━━━ Information shown

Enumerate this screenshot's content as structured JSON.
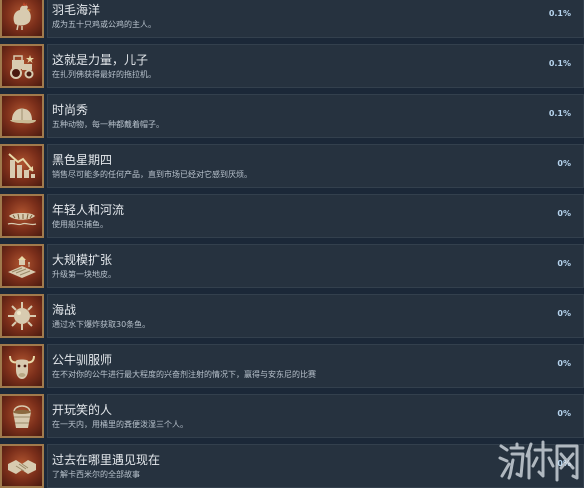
{
  "achievements": [
    {
      "title": "羽毛海洋",
      "desc": "成为五十只鸡或公鸡的主人。",
      "percent": "0.1%",
      "icon": "chicken-icon"
    },
    {
      "title": "这就是力量，儿子",
      "desc": "在扎列佛获得最好的拖拉机。",
      "percent": "0.1%",
      "icon": "tractor-icon"
    },
    {
      "title": "时尚秀",
      "desc": "五种动物，每一种都戴着帽子。",
      "percent": "0.1%",
      "icon": "cap-icon"
    },
    {
      "title": "黑色星期四",
      "desc": "销售尽可能多的任何产品，直到市场已经对它感到厌烦。",
      "percent": "0%",
      "icon": "falling-chart-icon"
    },
    {
      "title": "年轻人和河流",
      "desc": "使用船只捕鱼。",
      "percent": "0%",
      "icon": "boat-icon"
    },
    {
      "title": "大规模扩张",
      "desc": "升级第一块地皮。",
      "percent": "0%",
      "icon": "farmland-icon"
    },
    {
      "title": "海战",
      "desc": "通过水下爆炸获取30条鱼。",
      "percent": "0%",
      "icon": "sea-mine-icon"
    },
    {
      "title": "公牛驯服师",
      "desc": "在不对你的公牛进行最大程度的兴奋剂注射的情况下，赢得与安东尼的比赛",
      "percent": "0%",
      "icon": "bull-icon"
    },
    {
      "title": "开玩笑的人",
      "desc": "在一天内，用桶里的粪便泼湿三个人。",
      "percent": "0%",
      "icon": "bucket-icon"
    },
    {
      "title": "过去在哪里遇见现在",
      "desc": "了解卡西米尔的全部故事",
      "percent": "0%",
      "icon": "handshake-icon"
    }
  ],
  "watermark": {
    "text": "游侠网"
  },
  "colors": {
    "background": "#1b2838",
    "panel": "#26323f",
    "title": "#e4e8ec",
    "description": "#b8c2cc",
    "percent": "#b6d4ee",
    "icon_border": "#a07a4c",
    "icon_bg": "#7a2e1a"
  }
}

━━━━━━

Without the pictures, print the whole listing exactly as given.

Enumerate this screenshot's content as structured JSON.
{
  "achievements": [
    {
      "title": "羽毛海洋",
      "desc": "成为五十只鸡或公鸡的主人。",
      "percent": "0.1%",
      "icon": "chicken-icon"
    },
    {
      "title": "这就是力量，儿子",
      "desc": "在扎列佛获得最好的拖拉机。",
      "percent": "0.1%",
      "icon": "tractor-icon"
    },
    {
      "title": "时尚秀",
      "desc": "五种动物，每一种都戴着帽子。",
      "percent": "0.1%",
      "icon": "cap-icon"
    },
    {
      "title": "黑色星期四",
      "desc": "销售尽可能多的任何产品，直到市场已经对它感到厌烦。",
      "percent": "0%",
      "icon": "falling-chart-icon"
    },
    {
      "title": "年轻人和河流",
      "desc": "使用船只捕鱼。",
      "percent": "0%",
      "icon": "boat-icon"
    },
    {
      "title": "大规模扩张",
      "desc": "升级第一块地皮。",
      "percent": "0%",
      "icon": "farmland-icon"
    },
    {
      "title": "海战",
      "desc": "通过水下爆炸获取30条鱼。",
      "percent": "0%",
      "icon": "sea-mine-icon"
    },
    {
      "title": "公牛驯服师",
      "desc": "在不对你的公牛进行最大程度的兴奋剂注射的情况下，赢得与安东尼的比赛",
      "percent": "0%",
      "icon": "bull-icon"
    },
    {
      "title": "开玩笑的人",
      "desc": "在一天内，用桶里的粪便泼湿三个人。",
      "percent": "0%",
      "icon": "bucket-icon"
    },
    {
      "title": "过去在哪里遇见现在",
      "desc": "了解卡西米尔的全部故事",
      "percent": "0%",
      "icon": "handshake-icon"
    }
  ],
  "watermark": {
    "text": "游侠网"
  },
  "colors": {
    "background": "#1b2838",
    "panel": "#26323f",
    "title": "#e4e8ec",
    "description": "#b8c2cc",
    "percent": "#b6d4ee",
    "icon_border": "#a07a4c",
    "icon_bg": "#7a2e1a"
  }
}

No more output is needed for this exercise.